Dataset items:
··········
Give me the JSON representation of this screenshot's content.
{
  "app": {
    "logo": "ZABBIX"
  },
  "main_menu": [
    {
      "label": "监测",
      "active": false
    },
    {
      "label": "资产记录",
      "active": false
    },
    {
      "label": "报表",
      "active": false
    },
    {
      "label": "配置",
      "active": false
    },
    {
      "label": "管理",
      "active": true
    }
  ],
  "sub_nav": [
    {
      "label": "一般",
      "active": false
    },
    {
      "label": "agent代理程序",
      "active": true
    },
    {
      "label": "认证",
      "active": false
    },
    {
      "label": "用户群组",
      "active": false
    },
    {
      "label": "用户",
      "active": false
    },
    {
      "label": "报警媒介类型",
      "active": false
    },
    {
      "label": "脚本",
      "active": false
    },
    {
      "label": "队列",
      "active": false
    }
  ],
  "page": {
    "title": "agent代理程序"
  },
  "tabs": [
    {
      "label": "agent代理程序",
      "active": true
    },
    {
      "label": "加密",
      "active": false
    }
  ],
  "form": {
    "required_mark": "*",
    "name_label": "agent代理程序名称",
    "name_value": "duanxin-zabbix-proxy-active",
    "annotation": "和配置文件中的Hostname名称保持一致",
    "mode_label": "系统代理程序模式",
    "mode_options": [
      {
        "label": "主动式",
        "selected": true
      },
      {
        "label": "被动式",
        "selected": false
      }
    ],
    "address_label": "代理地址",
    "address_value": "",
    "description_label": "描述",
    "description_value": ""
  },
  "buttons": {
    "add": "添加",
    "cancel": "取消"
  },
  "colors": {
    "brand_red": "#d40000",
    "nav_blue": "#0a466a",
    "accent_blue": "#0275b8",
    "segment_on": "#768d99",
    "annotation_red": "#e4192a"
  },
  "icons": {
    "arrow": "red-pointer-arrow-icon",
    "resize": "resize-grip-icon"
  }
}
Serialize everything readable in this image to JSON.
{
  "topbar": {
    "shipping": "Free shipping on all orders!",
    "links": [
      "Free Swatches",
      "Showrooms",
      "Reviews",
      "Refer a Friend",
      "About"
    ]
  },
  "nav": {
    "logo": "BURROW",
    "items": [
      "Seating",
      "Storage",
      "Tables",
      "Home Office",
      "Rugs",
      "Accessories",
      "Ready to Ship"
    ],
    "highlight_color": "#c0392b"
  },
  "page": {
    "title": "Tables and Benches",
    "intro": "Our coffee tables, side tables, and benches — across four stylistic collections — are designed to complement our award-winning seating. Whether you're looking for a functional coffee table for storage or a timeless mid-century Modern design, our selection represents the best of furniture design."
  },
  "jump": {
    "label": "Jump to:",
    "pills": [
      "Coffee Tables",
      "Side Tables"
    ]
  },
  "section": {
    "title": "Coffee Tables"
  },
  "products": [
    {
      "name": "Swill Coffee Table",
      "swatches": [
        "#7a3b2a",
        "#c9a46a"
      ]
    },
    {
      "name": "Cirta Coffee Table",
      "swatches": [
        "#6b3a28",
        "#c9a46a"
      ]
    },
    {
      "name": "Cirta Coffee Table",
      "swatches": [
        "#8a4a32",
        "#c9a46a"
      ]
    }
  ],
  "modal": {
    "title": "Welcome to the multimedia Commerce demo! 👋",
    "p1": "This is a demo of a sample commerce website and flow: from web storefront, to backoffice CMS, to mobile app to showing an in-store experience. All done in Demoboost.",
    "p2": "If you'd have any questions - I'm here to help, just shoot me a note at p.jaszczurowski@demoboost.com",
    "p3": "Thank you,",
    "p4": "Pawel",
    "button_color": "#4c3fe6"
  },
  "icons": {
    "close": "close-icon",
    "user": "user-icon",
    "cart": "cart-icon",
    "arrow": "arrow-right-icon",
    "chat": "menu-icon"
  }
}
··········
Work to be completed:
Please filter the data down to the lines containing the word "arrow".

Response below:
    "arrow": "red-pointer-arrow-icon",
    "arrow": "arrow-right-icon",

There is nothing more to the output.